By PAUL J. WEBER
The Associated Press
WEST, Texas — The First Baptist Church in the tiny Texas town where a fertilizer plant exploded is still off-limits, so the Rev. John Crowder put folding chairs in a hay pasture and improvised a pulpit on a flatbed. At the elementary school, an official carted extra desks and chairs into the only public school campus that’s left.
This was Sunday in West. Four days after the blast that killed 14 people and injured 200 others, residents prayed for comfort and got ready for the week ahead, some of them still waiting to find out when — or if — they will be able to go back home.
“We have lost our friends and neighbors. We lost the safety and comfort of our homes,” said Crowder, raising his voice over the whirr of helicopters surveying the nearby rubble from overhead. “But as scary as this is, we don’t have to be afraid.”
The explosion at the West Fertilizer Co. rocketed shrapnel across several blocks and left what Assistant State Fire Marshal Kelly Kirstner described Sunday as “a large crater.” A section of the flat farming town near the crater, including Crowder’s church, is still behind barricades.
One school campus was obliterated, and on the eve of 1,500 students returning to class for the first time since Wednesday’s blast, Superintendent Marty Crawford said the high school and middle school could also be razed.
Nearly 70 federal and state investigators are still trying to determine what caused the fire that set off the explosion, Kirstner said. Authorities say there are no signs of criminal intent.
Robert Champion, the special agent in charge for the Dallas office of the federal Bureau of Alcohol, Tobacco and Firearms, said experts plan to enter the crater in the next few days and start digging in search of an explanation. “It’s a slow process, but we’re getting there,” Champion said.
Slow is the normal way of life in West. But the past several days for many of its 2,800 residents have melded into an anguishing and frustrating stretch of wait-and-hear — whether about the safety of family and friends, or the fate of their homes.
Six firefighters and four emergency medics were among the dead, and city officials announced that a memorial service would be held Thursday at Baylor University.
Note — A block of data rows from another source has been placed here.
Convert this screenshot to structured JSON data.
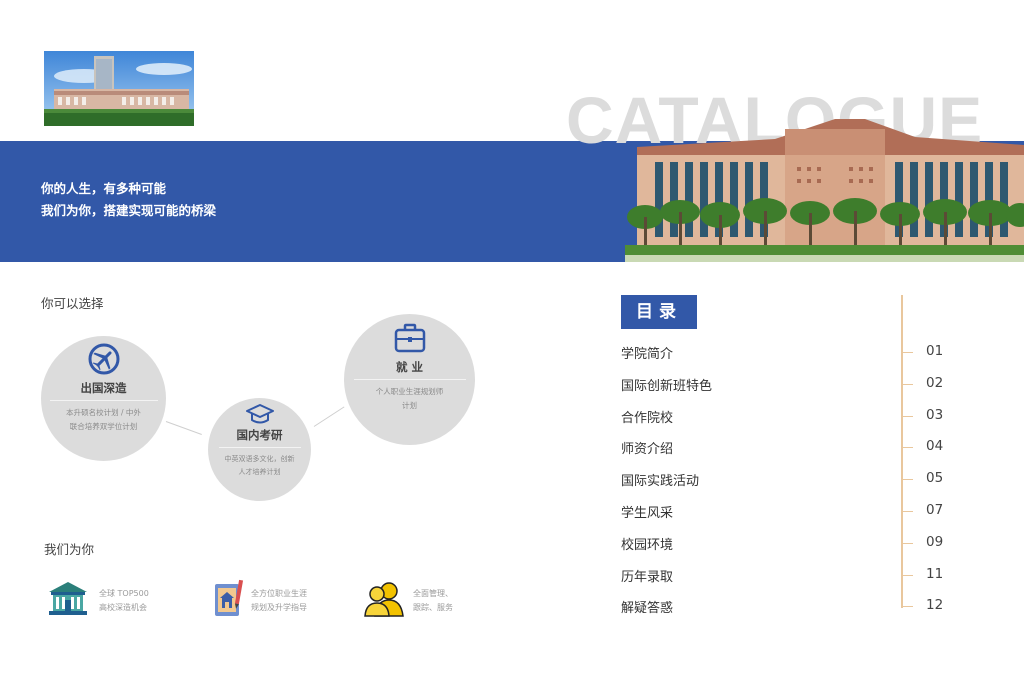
{
  "watermark": "CATALOGUE",
  "banner": {
    "line1": "你的人生，有多种可能",
    "line2": "我们为你，搭建实现可能的桥梁"
  },
  "choices": {
    "title": "你可以选择",
    "items": [
      {
        "icon": "airplane-icon",
        "title": "出国深造",
        "desc1": "本升硕名校计划 / 中外",
        "desc2": "联合培养双学位计划"
      },
      {
        "icon": "graduation-cap-icon",
        "title": "国内考研",
        "desc1": "中英双语多文化，创新",
        "desc2": "人才培养计划"
      },
      {
        "icon": "briefcase-icon",
        "title": "就 业",
        "desc1": "个人职业生涯规划师",
        "desc2": "计划"
      }
    ]
  },
  "services": {
    "title": "我们为你",
    "items": [
      {
        "icon": "university-building-icon",
        "line1": "全球 TOP500",
        "line2": "高校深造机会"
      },
      {
        "icon": "career-plan-icon",
        "line1": "全方位职业生涯",
        "line2": "规划及升学指导"
      },
      {
        "icon": "people-icon",
        "line1": "全面管理、",
        "line2": "跟踪、服务"
      }
    ]
  },
  "toc": {
    "heading": "目录",
    "items": [
      {
        "label": "学院简介",
        "page": "01"
      },
      {
        "label": "国际创新班特色",
        "page": "02"
      },
      {
        "label": "合作院校",
        "page": "03"
      },
      {
        "label": "师资介绍",
        "page": "04"
      },
      {
        "label": "国际实践活动",
        "page": "05"
      },
      {
        "label": "学生风采",
        "page": "07"
      },
      {
        "label": "校园环境",
        "page": "09"
      },
      {
        "label": "历年录取",
        "page": "11"
      },
      {
        "label": "解疑答惑",
        "page": "12"
      }
    ]
  },
  "colors": {
    "brand_blue": "#3258a8",
    "toc_line": "#e9c79d",
    "circle_fill": "#dcdcdc"
  }
}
Professional organizations and family and friends on Sunday identified four of the first responders who died: brothers Doug and Robert Snokhous, who were both firefighters with the West Volunteer Fire Department; Jerry Chapman, a firefighter with the Abbott Volunteer Fire Department; and Kevin Sanders, who worked with West EMS and another area volunteer fire department.
At least one of the West volunteer firefighters who was killed, Joey Pustejovsky, was a member of St. Mary’s Church of the Assumption that held a solemn first Mass since the blast.
Firefighters and emergency workers in bright yellow jackets kneeled in the pews as the Rev. Boniface Onjefu recalled driving toward the fire after the explosion rattled his house. “I stopped at the nursing home,” Onjefu said. “I noticed a lot of people trapped. I assisted. I prayed with some and held the hands of some that needed comfort. I saw him in the eyes of everyone.”
Said Onjefu, “God heard our prayers and prevented another tank from exploding.”
The streets look like a bad storm rumbled through, not the deadliest fertilizer plant explosion since 31 were killed in Toulouse, France, in 2001. Dozens of homes close to the blast — some of which were leveled — may not be accessible to owners for another week or more.
Among the scorched buildings in the shadow of the plant were the high school and intermediate school.
Prayer and waiting in Texas town rocked by blast
By PAUL J. WEBER